Monitoring and Recording the pH Value of Wastewater at Sake Brewery
Yokogawa’s industry-leading reliable Paperless Recorder series offers a multi-point touch panel to improve intuitive operator control with predictive monitoring for early detection during sake production and managing brewery wastewater.
Sake brewing is an ancient tradition with seriously incredible fermentation science perfected over the centuries. Although there are many parallels between sake, beer, and wine, sake is made using a unique brewing process. Sake is not liquor as it is not distilled; it is brewed in a process that uses rice and lots of water. Water comprises as much as 80% of the final product, so ultra-pure water and fine rice are natural prerequisites if one hopes to brew great sake.
Contrary to what you may hear, brewery wastewater is not toxic or dangerous. It is high in carbohydrates and protein, primarily in the form of dissolved sugar and alcohol, and low in nutrients. These byproducts are part of what makes brewery wastewater unique.
The wastewater discharged during the manufacturing process of shochu must be adequately processed and released. So, it is necessary to confirm that the pH value of wastewater after treatment is within the reference value. Sake does not have a pH of 1.0. It is more like 4.1 to 4.7, about the same pH range as its distant brewed cousin beer, and less acidic than white wine (pH 3.0 to 4.1). As part of the Clean Water Act, the EPA sets pH discharge limits as part of the National Pollutant Discharge Elimination System (NPDES) permit to between 5.0 and 11.0.

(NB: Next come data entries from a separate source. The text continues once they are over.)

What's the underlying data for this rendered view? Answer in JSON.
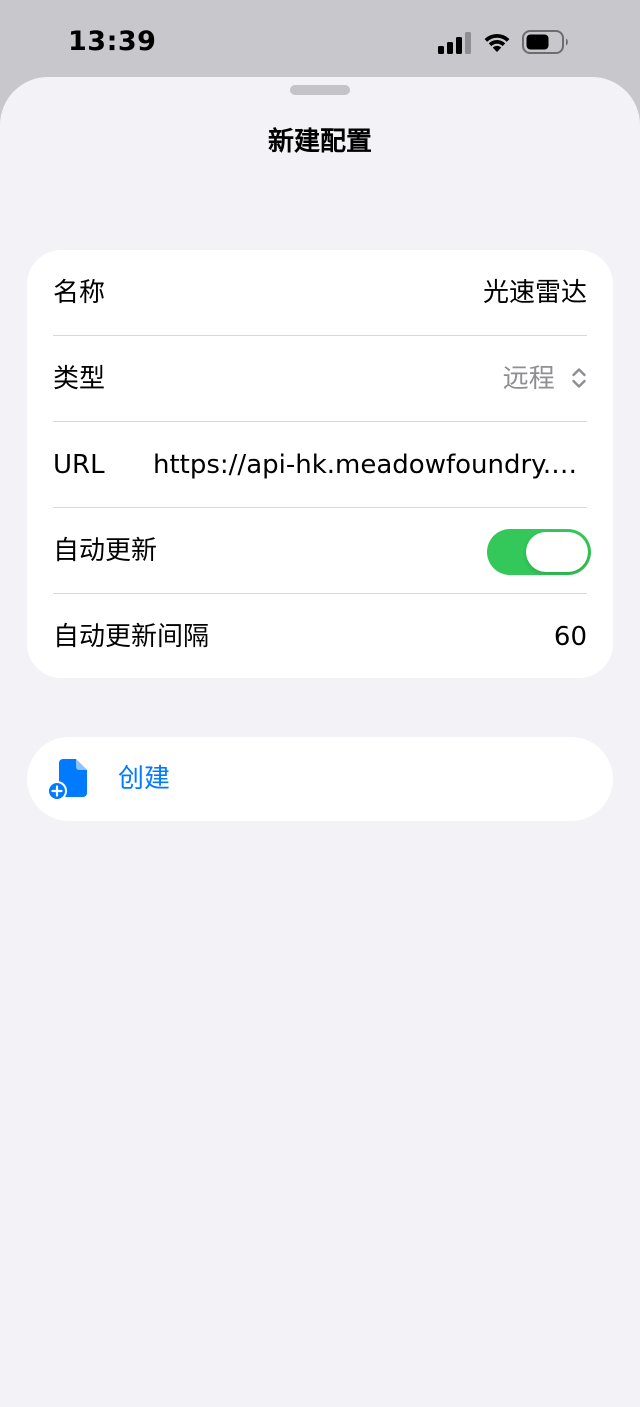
{
  "status_bar": {
    "time": "13:39"
  },
  "sheet": {
    "title": "新建配置"
  },
  "form": {
    "rows": [
      {
        "label": "名称",
        "value": "光速雷达"
      },
      {
        "label": "类型",
        "value": "远程"
      },
      {
        "label": "URL",
        "value": "https://api-hk.meadowfoundry.co..."
      },
      {
        "label": "自动更新",
        "toggle_on": true
      },
      {
        "label": "自动更新间隔",
        "value": "60"
      }
    ]
  },
  "actions": {
    "create_label": "创建"
  },
  "colors": {
    "accent": "#007aff",
    "toggle_on": "#34c759",
    "sheet_background": "#f2f2f7",
    "card_background": "#ffffff",
    "secondary_text": "#8e8e93"
  },
  "icons": {
    "signal": "cellular-signal-icon",
    "wifi": "wifi-icon",
    "battery": "battery-icon",
    "chevron": "chevron-up-down-icon",
    "create": "document-add-icon"
  }
}
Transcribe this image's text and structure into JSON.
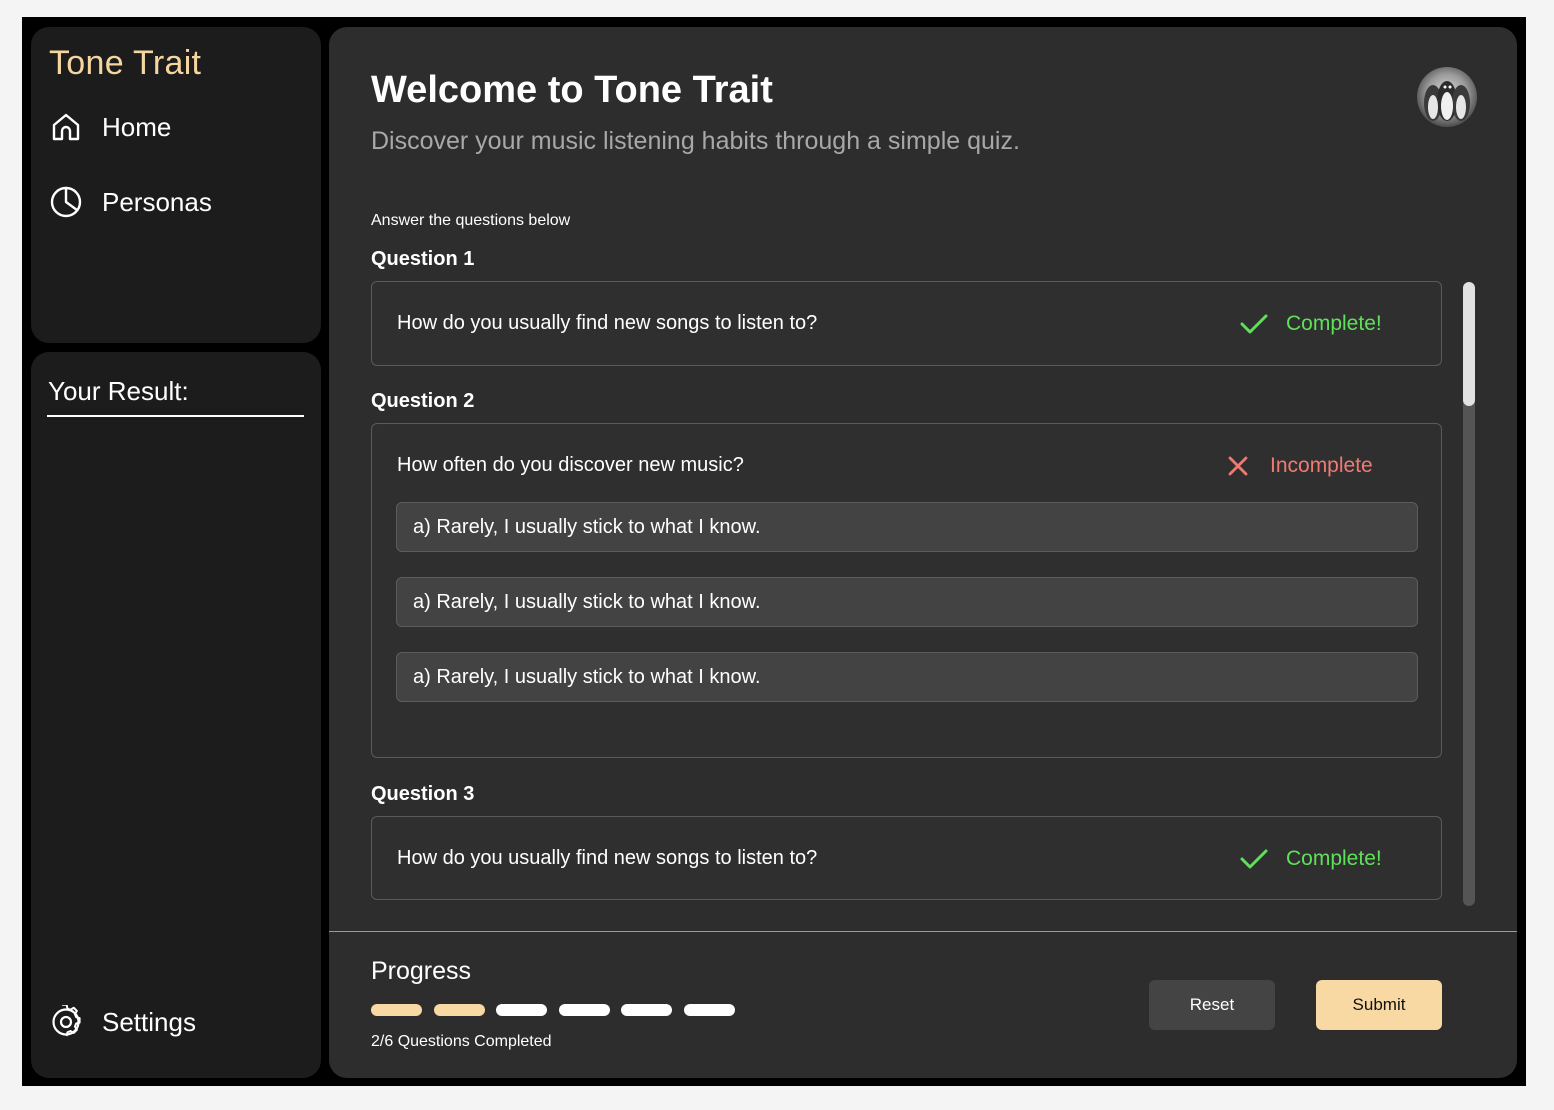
{
  "app": {
    "brand": "Tone Trait"
  },
  "sidebar": {
    "items": [
      {
        "label": "Home",
        "icon": "home-icon"
      },
      {
        "label": "Personas",
        "icon": "pie-chart-icon"
      }
    ],
    "result_title": "Your Result:",
    "settings_label": "Settings"
  },
  "header": {
    "title": "Welcome to Tone Trait",
    "subtitle": "Discover your music listening habits through a simple quiz."
  },
  "quiz": {
    "instructions": "Answer the questions below",
    "questions": [
      {
        "label": "Question 1",
        "text": "How do you usually find new songs to listen to?",
        "status": "Complete!"
      },
      {
        "label": "Question 2",
        "text": "How often do you discover new music?",
        "status": "Incomplete",
        "options": [
          "a) Rarely, I usually stick to what I know.",
          "a) Rarely, I usually stick to what I know.",
          "a) Rarely, I usually stick to what I know."
        ]
      },
      {
        "label": "Question 3",
        "text": "How do you usually find new songs to listen to?",
        "status": "Complete!"
      }
    ]
  },
  "progress": {
    "title": "Progress",
    "completed": 2,
    "total": 6,
    "summary": "2/6 Questions Completed"
  },
  "actions": {
    "reset_label": "Reset",
    "submit_label": "Submit"
  },
  "colors": {
    "accent": "#f9d9a3",
    "complete": "#5fe05a",
    "incomplete": "#f07a72",
    "panel": "#2d2d2d",
    "sidebar": "#1c1c1c"
  }
}
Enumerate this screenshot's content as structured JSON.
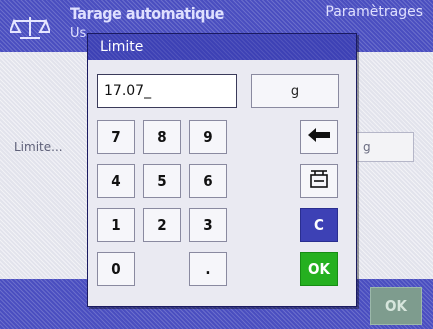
{
  "background": {
    "title": "Tarage automatique",
    "subtitle": "Us",
    "params_label": "Paramètrages",
    "limit_label": "Limite...",
    "unit_field": "g",
    "ok_label": "OK"
  },
  "dialog": {
    "title": "Limite",
    "entry_value": "17.07_",
    "unit_label": "g",
    "keys": {
      "k7": "7",
      "k8": "8",
      "k9": "9",
      "k4": "4",
      "k5": "5",
      "k6": "6",
      "k1": "1",
      "k2": "2",
      "k3": "3",
      "k0": "0",
      "dot": "."
    },
    "clear_label": "C",
    "ok_label": "OK"
  },
  "colors": {
    "header_blue": "#4a4ec0",
    "dialog_title_blue": "#3d41b5",
    "ok_green": "#25b020",
    "clear_blue": "#3d41b5"
  },
  "icons": [
    "scale-icon",
    "backspace-arrow-icon",
    "scale-tare-icon"
  ]
}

Accurately collecting data and anticipating process fluctuations is a real challenge in this industry. A basic collection method is simply grabbing a sample of your wastewater and testing the pH with a pH strip. Record the results in a log sheet (date, time, sample location, sample method, test result, comments, initials), and before too long, you have a record of your wastewater pH – you could even graph it. But the reality is this isn’t a fun task and is often a low priority. However, you can automate it.
This customer decided to automate this using a conventional paper recorder and experienced the following issues:
- The amount of paper to be stored becomes enormous and unmanageable
- Running out of pen and paper supplies left gaps in the required record-keeping.
- When looking for historical data, it was necessary to find the paper record, spread the charts, and search for the target data. It took significant time to find the corresponding data.
Since Yokogawa’s GX10 recorder is paperless, the painful maintenance of replacing chart paper and changing ink cartridges is over. No longer are critical records required for regulators missing; a sustainable improvement.
Users can scroll, pan, zoom historical data, and even write freehand messages on its dust-proof and water-proof display. The GX 10 is very convenient because the screen is straightforward and intuitive in its operation.
You can change the waveform display vertically or horizontally, so you can quickly check the data on the screen. You can operate it with the touch screen even when viewing past data. After reviewing the data, you can sign and date the record on the screen (using a stylus pen), just like a paper chart.
- Easy access to historical data
- By flicking or dragging the trend display, you can scroll and display the past trend seamlessly
- Saving and outputting image files
- You can save trends and graphics as images (PNG) when an alarm occurs. At the same time, it can output to the printer
- Write to the display with a stylus pen
- You can notate the chart by hand using a stylus pen where you find the events you are interested in
- Grasp the long-term trend at a glance
- You can see the long-term trend at a glance by shrinking and displaying it on one graphic in its entirety
- Custom display
- You can lay out parts such as digital, trend, bar graph, and images freely and can monitor with custom graphics adapted to your site
- Multi-split graphic
- You can select from 9 different split graphic configurations and register up to 20 split graphic screens (Multiple split graphic screens on a single display are only available on the GX20 / GP20)
- Display and record physical quantities using the Log scale (logarithmic scale)